*AIM OF THE TASK*
Isolate every line in the records below with "header" in it.
#### MATERIAL FOR THE TASK
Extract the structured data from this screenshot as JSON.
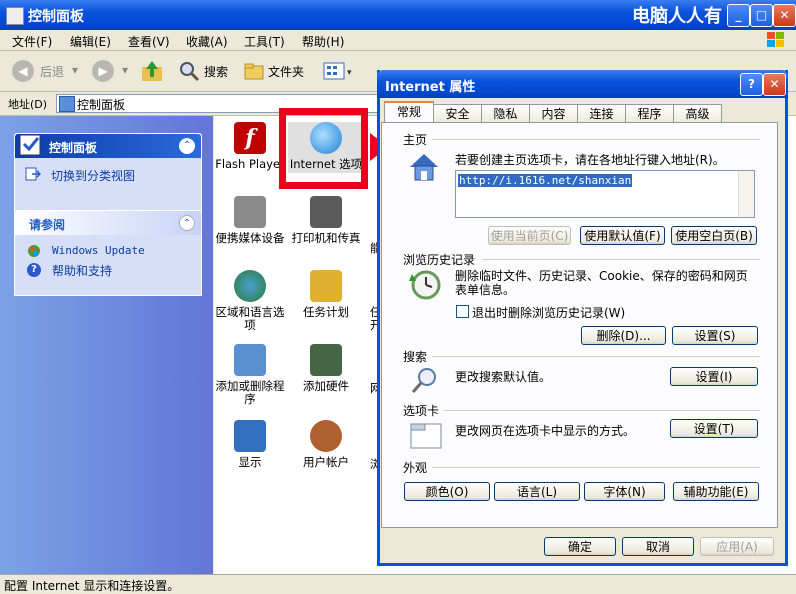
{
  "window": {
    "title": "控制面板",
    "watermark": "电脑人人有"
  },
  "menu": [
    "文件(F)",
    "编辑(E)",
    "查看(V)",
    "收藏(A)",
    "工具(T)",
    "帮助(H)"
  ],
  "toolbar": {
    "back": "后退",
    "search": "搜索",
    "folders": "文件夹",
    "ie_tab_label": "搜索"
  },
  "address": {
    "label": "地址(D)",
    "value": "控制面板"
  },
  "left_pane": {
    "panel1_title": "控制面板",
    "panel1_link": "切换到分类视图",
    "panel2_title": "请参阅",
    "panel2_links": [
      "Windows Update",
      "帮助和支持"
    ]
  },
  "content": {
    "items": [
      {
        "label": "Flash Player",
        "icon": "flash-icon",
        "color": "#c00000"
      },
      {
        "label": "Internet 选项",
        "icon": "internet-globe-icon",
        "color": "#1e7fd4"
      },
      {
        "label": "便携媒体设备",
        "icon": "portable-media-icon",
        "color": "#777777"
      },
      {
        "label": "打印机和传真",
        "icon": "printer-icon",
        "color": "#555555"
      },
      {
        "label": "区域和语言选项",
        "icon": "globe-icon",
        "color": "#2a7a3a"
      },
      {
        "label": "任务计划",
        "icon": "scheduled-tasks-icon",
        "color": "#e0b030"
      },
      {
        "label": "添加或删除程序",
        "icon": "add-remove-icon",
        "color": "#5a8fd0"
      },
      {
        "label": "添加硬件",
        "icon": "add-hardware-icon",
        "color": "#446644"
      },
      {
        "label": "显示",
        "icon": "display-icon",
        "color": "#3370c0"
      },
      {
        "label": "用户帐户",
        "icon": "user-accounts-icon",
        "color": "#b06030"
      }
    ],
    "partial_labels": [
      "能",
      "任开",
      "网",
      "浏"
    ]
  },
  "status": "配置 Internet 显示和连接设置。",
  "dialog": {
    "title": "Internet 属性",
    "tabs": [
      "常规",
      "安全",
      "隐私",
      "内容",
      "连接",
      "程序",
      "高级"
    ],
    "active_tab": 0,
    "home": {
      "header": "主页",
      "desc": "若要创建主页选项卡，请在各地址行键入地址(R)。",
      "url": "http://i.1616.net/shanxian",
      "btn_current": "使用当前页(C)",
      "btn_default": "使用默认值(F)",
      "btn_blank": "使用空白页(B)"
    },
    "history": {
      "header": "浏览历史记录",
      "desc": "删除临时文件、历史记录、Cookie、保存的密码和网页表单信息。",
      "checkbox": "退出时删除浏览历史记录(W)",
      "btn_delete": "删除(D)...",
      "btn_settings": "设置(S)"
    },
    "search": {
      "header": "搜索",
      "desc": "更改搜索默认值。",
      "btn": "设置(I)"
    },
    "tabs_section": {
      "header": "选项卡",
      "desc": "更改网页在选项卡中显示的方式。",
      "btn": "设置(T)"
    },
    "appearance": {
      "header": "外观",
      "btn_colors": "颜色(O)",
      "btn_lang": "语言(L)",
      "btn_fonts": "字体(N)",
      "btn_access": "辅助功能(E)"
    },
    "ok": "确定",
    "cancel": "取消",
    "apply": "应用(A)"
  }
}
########
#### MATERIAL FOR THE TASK
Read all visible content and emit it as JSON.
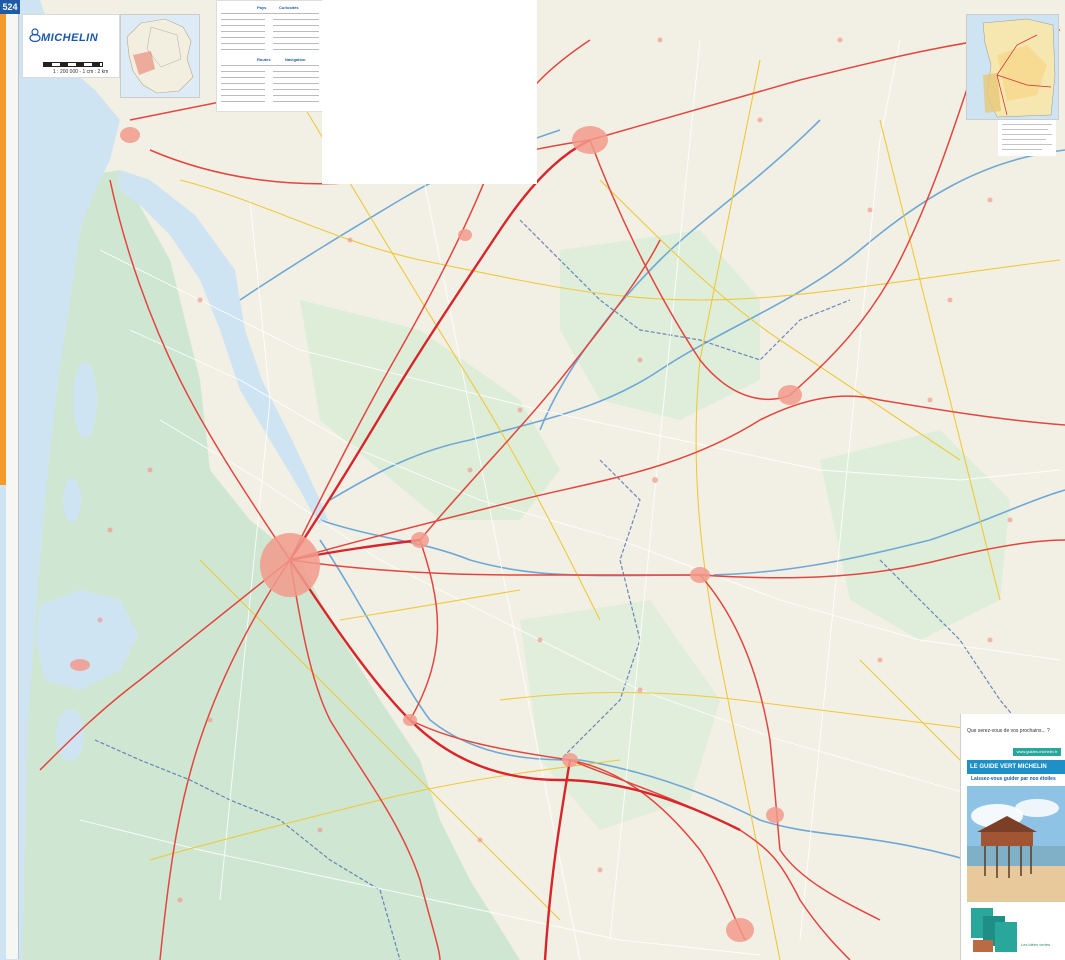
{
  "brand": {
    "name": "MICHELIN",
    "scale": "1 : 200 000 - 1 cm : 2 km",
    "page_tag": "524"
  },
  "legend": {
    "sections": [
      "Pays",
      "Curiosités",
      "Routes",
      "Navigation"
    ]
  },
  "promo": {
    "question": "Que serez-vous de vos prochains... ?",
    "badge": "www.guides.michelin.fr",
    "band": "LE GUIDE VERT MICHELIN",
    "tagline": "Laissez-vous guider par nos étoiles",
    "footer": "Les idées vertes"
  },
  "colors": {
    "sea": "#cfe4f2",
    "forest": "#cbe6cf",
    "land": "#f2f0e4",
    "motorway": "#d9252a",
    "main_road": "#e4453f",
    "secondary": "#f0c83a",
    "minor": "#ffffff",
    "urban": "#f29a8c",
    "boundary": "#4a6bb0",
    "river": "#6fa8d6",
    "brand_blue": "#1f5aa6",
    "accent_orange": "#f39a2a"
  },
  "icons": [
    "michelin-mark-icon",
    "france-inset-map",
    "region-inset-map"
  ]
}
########
*RESPONSE AREA*
      "header": "主页",
      "header": "浏览历史记录",
      "header": "搜索",
      "header": "选项卡",
      "header": "外观",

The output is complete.